When someone dies without clear heirs or beneficiaries, it may be difficult for the court to correctly distribute the estate’s assets. State laws establish which relatives can share in the deceased's assets and what happens to those assets when no relatives are available to inherit. The laws that govern this process vary from state to state, though many states’ laws are similar.
A will is your tool to direct the distribution of your assets after you die. Though some states limit your ability to completely disinherit close relatives, such as a spouse, you may generally leave your property to anyone you choose. You may also name secondary beneficiaries who would inherit if your primary beneficiaries die before you. For example, you could name your spouse as your primary beneficiary and your friend as your secondary beneficiary; if your wife died before you, your entire estate would go to your friend. If all of the beneficiaries listed in your will die before you, your estate will pass according to your state’s intestate succession laws.

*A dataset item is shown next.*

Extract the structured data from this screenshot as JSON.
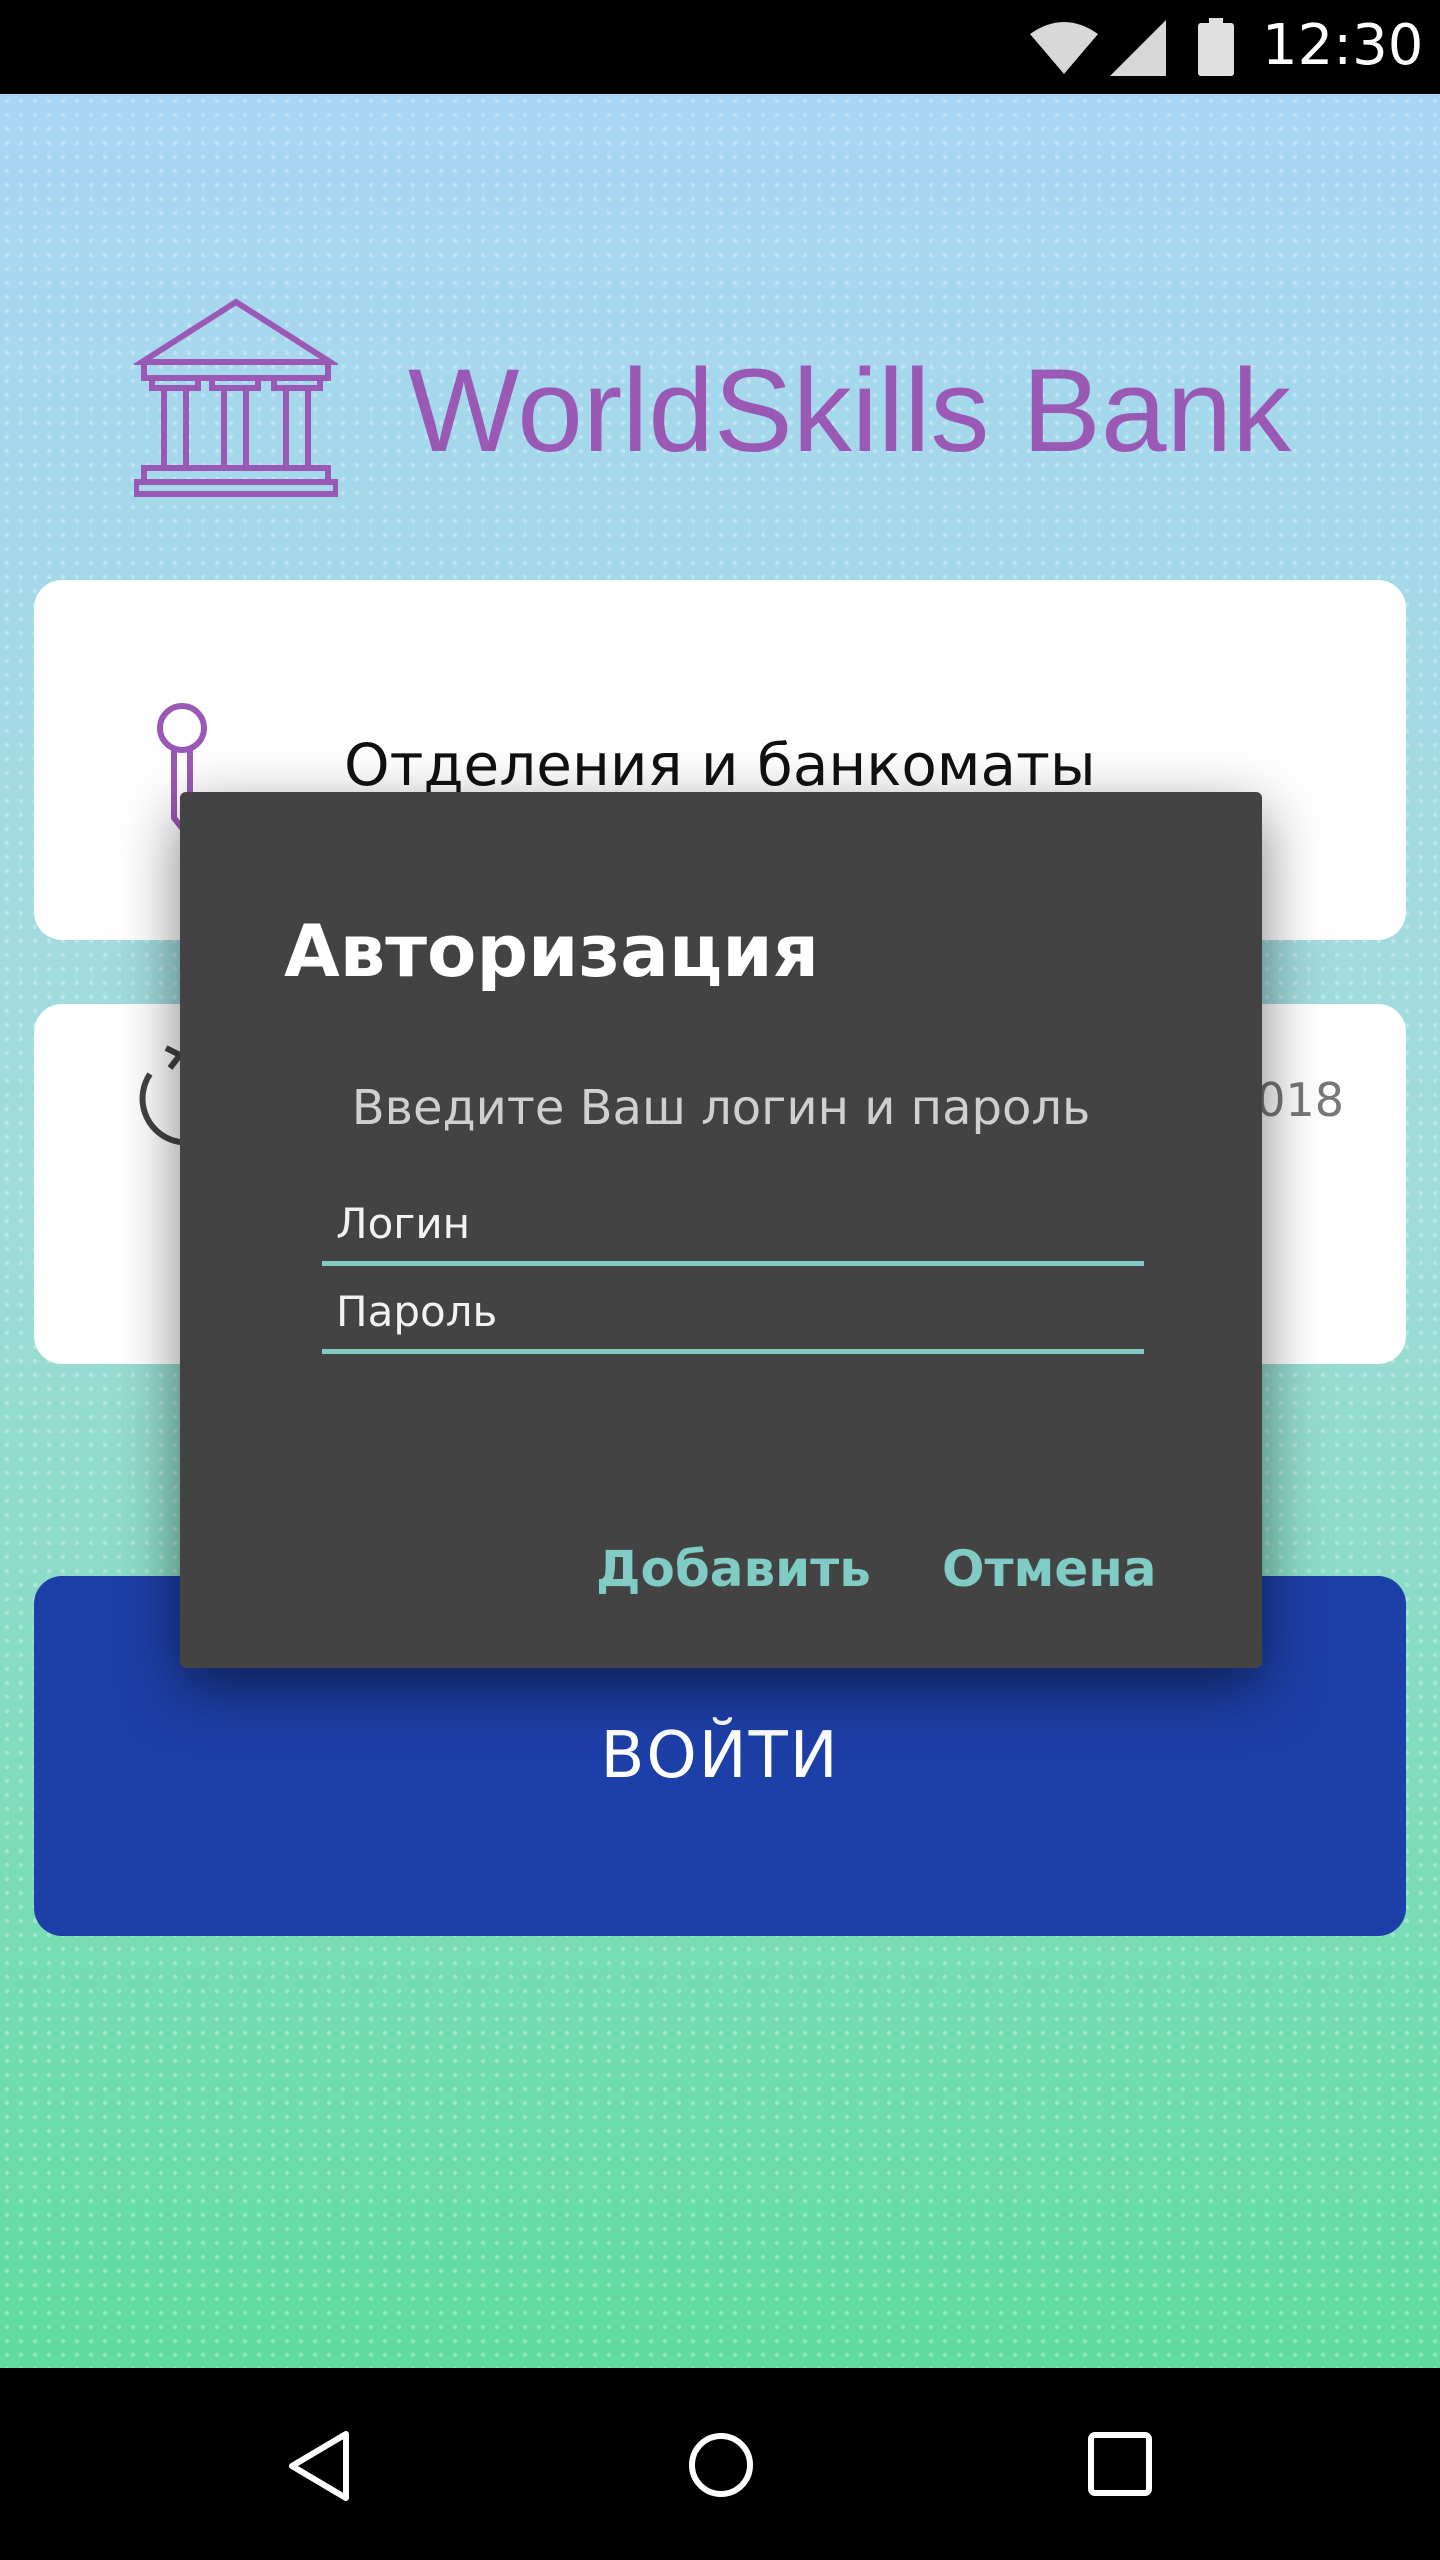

Intestate succession laws, which vary from state to state, direct the distribution of your assets if you die without a will. Generally, state laws provide that your estate will pass first to your spouse, though some states limit your spouse’s share if you have children from a prior relationship. If you have no surviving spouse, your children will likely be next in line to inherit, followed by your parents, siblings and then the children of siblings. If none of these relatives survives, some state laws may permit your grandparents and their descendants or other next of kin, such as aunts, uncles and cousins, to inherit your assets. Each state’s rules vary on where this list of relatives terminates.
After you die, the court in your state that administers probate cases appoints a personal representative for your estate, sometimes called an executor or administrator of the estate. The court issues to this personal representative documents, or letters testamentary, which grant the authority to act on behalf of the estate, including gathering assets, paying last debts and expenses, and distributing the remainder of your estate to the beneficiaries. One of the personal representative’s responsibilities is to identify and locate the estate’s heirs. If your personal representative is a close friend or relative, this may be an easy task; otherwise, he may have to hire expert researchers to find your heirs.
Read More: Who Are Heirs to a Last Will & Testament?
If you die without a will or you leave a will but no named beneficiaries survive you, state law usually directs that the estate's assets be given to extended family members. But it is possible for someone to die leaving no one who qualifies to inherit either under the will or under intestate succession, depending where the list of "family" is cut off by state law. In such cases, the assets of the estate will be given to the state. This is known as the doctrine of escheat. For example, Ohio law directs the relevant county’s prosecuting attorney to collect the decedent's estate and turn it over to the county treasurer for use in the county’s school system.
- National Conference of Commissioners on Uniform State Laws: Uniform Probate Code
- Living Trust Network: Intestate Succession: State Intestacy Laws
- National Paralegal College: Intestate Succession Rules
- LAWriter Ohio: Ohio Revised Code: Chapter 2105
- Prather Law Group: What You Should Know About Wills
- Denver Bar Association: Probate in Colorado
Heather Frances has been writing professionally since 2005. Her work has been published in law reviews, local newspapers and online. Frances holds a Bachelor of Arts in social studies education from the University of Wyoming and a Juris Doctor from Baylor University Law School.